CHARLESTON, W.Va. -- The faculty representative on the Marshall University Board of Governors said that it was a mistake for the board to release a letter of support for President Stephen Kopp immediately following a Faculty Senate vote of no confidence in Kopp.Marty Amerikaner, the faculty representative and a professor of psychology, stressed that he did not want Kopp to be fired. But Amerikaner said he did not sign on to the Board of Governors' statement."By releasing that letter so quickly, it sent a message to the faculty of not being very open to, or not responsive to, the concerns that were being raised," Amerikaner said. "This was an expression of a lot of dismay and frustration; there's a need of new ways of doing business."More than two-thirds of the faculty who voted recently said they had no confidence in Kopp. Dr. Joseph Touma, the Board of Governors chairman, released a statement immediately after Wednesday's faculty announcement expressing "overwhelming support" for Kopp.The brouhaha stems from moves Kopp made to try to address funding cuts passed down from the Legislature and Gov. Earl Ray Tomblin.The state budget for the fiscal year beginning in July contains cuts of nearly 9 percent for all of the state's colleges and universities. For Marshall, that will mean about $5 million less in state funding next year.Last month, Kopp swept the money in most of the university's departmental accounts into one central account. The move was in preparation for a plan to institute a more centralized budgeting process, but it was done overnight without notifying the faculty.Following faculty outrage, Kopp quickly apologized and returned the funds.
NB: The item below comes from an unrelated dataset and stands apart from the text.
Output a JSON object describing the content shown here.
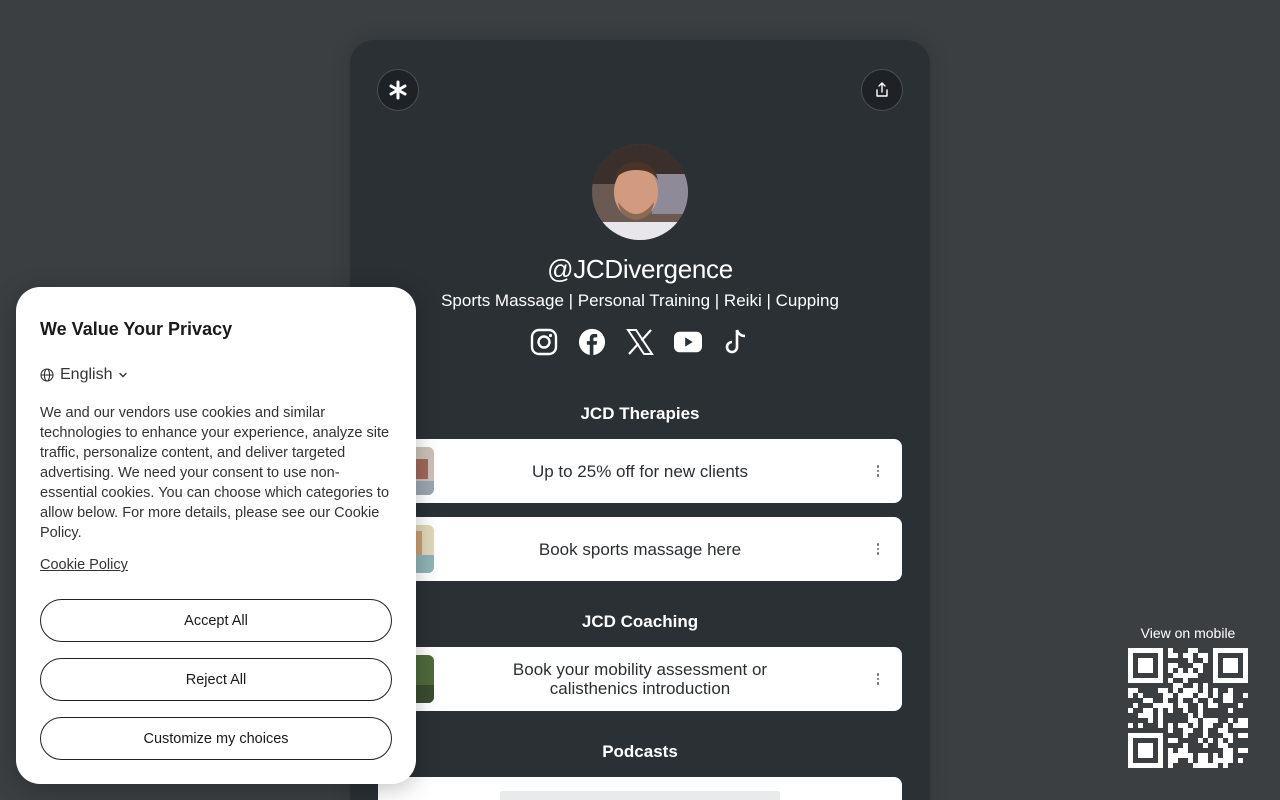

Changes to the budgeting process have been put on hold."That went over like a lead balloon," said Matt Turner, Kopp's chief of staff.Oshel Craigo, a member of the Board of Governors, said that Kopp's centralized budget proposal was probably dead, a victim of poor communication.
"I believe that President Kopp is doing a great job for Marshall, if there's something missing it is probably people skills," said Craigo, a former state senator. "There's a lot of players in a community like Marshall, you've got to do a lot of selling, you've got to sell your ideas."Turner said the university has established a budget work group, with representatives from faculty and staff, student government, the deans' council and the administration.The group, which will look for measures to address the funding cuts, met for the first time Wednesday.Amerikaner was fully supportive of the work group."The overriding issue in this particular moment is the whole idea of shared governance," he said. "There are important constituency groups all over campus that have expertise and perspective."
In a statement released after the faculty's no-confidence vote, Kopp said that the university's budget challenges still remain and that he didn't see any more state funding on the horizon.Mike McKown, director of the state budget office, confirmed that more state money was unlikely and said that there was a "very good probability" of even more budget cuts in coming years.The Marshall Board of Governors will hold a special meeting May 9 to consider tuition and fee levels. Preliminary tuition and fee schedules are due to the state by May 10. The Board of Governors will vote on a full Marshall budget for 2014 in June.After that, the university plans to create another committee to study the long-term budget and the budget process.Other than Amerikaner, Touma and Craigo, the Marshall Board of Governors includes Miriah Young, Michael Farrell, David Haden, John Hess, Dale Lowther, Joseph McDonie, Michael Sellards, Phyllis Arnold, Letitia Neese Chafin, Verna Gibson, Ed Howard, Wyatt Scaggs and Raymond Harrell.Reach David Gutman at email@example.com or 304-348-5119.